■ **Exercise brief**: Extract every record, exactly as written, and ignore the pictures.

Data shown below:

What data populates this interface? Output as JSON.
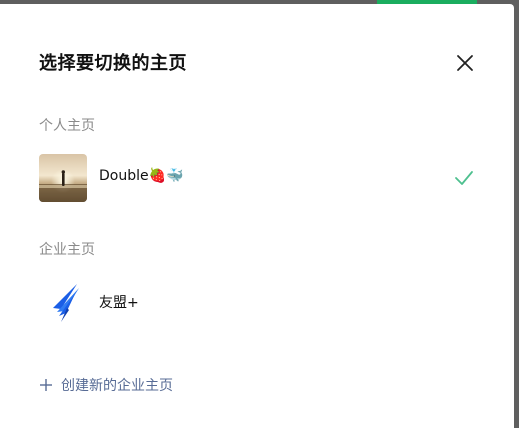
{
  "dialog": {
    "title": "选择要切换的主页",
    "close_icon": "close-icon"
  },
  "personal": {
    "section_label": "个人主页",
    "account": {
      "name": "Double🍓🐳",
      "avatar_icon": "sunset-photo-avatar",
      "selected": true,
      "check_icon": "check-icon"
    }
  },
  "enterprise": {
    "section_label": "企业主页",
    "account": {
      "name": "友盟+",
      "avatar_icon": "swift-bird-logo"
    }
  },
  "create": {
    "label": "创建新的企业主页",
    "icon": "plus-icon"
  },
  "colors": {
    "accent_check": "#4ec08f",
    "link": "#576b95",
    "logo_blue": "#1a5ee6"
  }
}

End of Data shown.

■ **Response below**:
What data populates this interface? Output as JSON.
{
  "dialog": {
    "title": "选择要切换的主页",
    "close_icon": "close-icon"
  },
  "personal": {
    "section_label": "个人主页",
    "account": {
      "name": "Double🍓🐳",
      "avatar_icon": "sunset-photo-avatar",
      "selected": true,
      "check_icon": "check-icon"
    }
  },
  "enterprise": {
    "section_label": "企业主页",
    "account": {
      "name": "友盟+",
      "avatar_icon": "swift-bird-logo"
    }
  },
  "create": {
    "label": "创建新的企业主页",
    "icon": "plus-icon"
  },
  "colors": {
    "accent_check": "#4ec08f",
    "link": "#576b95",
    "logo_blue": "#1a5ee6"
  }
}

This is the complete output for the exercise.